I recently discovered that there’s an AP Stylebook Twitter feed (@apstylebook) which made me far more excited than I have any right to be. One of the first things I learned is that the correct style for “tweet” was recently amended (from the original “Tweet”).
That made me wonder why AP hasn’t yet changed what many writers and web professionals think is the archaic ruling on “Web site” and “e-mail.” I vastly prefer (and use, when I can) “website” and “email.” To me, “Web site” hails from a time when we talked in hushed tones about the World Wide Web. (Even the “www” has disappeared from many URLs by now.) “E-mail” still represents “electronic mail,” but we’re so accustomed to it as its own form of communication that we usually specify “snail mail” when we’re talking about something delivered by the postal service.

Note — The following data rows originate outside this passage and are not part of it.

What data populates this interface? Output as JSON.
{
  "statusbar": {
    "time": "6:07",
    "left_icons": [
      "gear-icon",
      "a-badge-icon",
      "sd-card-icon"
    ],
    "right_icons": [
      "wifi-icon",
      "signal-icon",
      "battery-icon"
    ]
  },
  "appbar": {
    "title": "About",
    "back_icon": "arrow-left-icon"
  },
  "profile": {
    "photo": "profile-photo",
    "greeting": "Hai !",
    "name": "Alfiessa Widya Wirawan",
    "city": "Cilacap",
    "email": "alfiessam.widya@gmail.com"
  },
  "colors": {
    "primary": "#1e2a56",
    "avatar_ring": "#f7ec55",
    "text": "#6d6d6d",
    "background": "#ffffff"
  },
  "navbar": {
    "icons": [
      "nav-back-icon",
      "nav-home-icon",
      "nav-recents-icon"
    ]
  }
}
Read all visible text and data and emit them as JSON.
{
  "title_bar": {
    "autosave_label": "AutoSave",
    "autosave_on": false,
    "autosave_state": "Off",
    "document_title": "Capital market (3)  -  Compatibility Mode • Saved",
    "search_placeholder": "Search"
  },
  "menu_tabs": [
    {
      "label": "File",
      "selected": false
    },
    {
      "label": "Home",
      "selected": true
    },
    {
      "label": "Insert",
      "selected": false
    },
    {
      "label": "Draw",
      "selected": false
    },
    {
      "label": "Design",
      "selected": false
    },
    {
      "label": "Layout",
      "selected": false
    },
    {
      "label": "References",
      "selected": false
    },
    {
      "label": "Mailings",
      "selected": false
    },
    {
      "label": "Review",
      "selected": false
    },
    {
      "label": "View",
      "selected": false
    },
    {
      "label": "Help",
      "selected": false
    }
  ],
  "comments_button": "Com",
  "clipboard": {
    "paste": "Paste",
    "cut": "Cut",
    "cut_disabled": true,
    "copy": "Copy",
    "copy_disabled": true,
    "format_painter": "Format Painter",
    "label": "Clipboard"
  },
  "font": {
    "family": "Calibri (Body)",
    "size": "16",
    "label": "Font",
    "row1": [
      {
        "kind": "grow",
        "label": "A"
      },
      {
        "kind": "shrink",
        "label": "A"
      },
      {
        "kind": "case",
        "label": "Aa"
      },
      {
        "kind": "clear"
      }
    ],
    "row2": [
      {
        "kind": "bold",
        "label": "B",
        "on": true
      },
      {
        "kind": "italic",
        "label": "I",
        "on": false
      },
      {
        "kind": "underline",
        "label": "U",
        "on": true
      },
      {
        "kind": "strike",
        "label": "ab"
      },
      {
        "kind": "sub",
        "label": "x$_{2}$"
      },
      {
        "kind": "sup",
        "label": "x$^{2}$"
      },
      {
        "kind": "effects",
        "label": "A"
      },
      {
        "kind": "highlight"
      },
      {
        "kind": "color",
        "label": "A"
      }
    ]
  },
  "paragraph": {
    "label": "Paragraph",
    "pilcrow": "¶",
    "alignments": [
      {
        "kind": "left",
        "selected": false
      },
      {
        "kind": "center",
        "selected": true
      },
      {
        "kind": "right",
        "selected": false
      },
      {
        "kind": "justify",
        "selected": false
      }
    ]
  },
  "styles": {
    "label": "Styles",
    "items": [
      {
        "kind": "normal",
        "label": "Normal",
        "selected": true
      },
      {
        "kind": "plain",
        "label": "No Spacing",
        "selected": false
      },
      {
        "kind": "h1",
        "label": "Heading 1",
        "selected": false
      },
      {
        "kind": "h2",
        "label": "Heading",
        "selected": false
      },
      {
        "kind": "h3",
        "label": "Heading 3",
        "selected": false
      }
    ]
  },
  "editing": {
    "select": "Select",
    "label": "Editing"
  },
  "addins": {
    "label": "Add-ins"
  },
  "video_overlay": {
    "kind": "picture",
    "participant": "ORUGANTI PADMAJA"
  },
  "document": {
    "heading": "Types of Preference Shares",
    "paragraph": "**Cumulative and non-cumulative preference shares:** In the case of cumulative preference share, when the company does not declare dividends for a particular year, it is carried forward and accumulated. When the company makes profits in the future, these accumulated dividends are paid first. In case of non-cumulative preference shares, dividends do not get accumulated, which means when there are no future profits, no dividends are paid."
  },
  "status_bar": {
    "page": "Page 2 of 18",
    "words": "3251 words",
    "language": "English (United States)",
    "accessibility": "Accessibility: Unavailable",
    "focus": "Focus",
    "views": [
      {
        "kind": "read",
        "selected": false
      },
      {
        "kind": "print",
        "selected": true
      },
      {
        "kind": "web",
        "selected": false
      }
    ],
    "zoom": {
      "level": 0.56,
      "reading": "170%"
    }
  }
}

Don’t get me wrong — it’s a good thing that style is generally slow to change. It exists for the sake of consistency, so amending the rules significantly every few years would defeat its purpose. And I’m sympathetic to the fact that, when the internet emerged and created its own lexicon, institutions such as AP and Webster’s had to establish a protocol before most of us had an AOL account. (For the record, Webster’s sides with AP, while MLA and APA style have made the switch.)
But come on, AP. Wouldn’t 2010 be a good time for a change?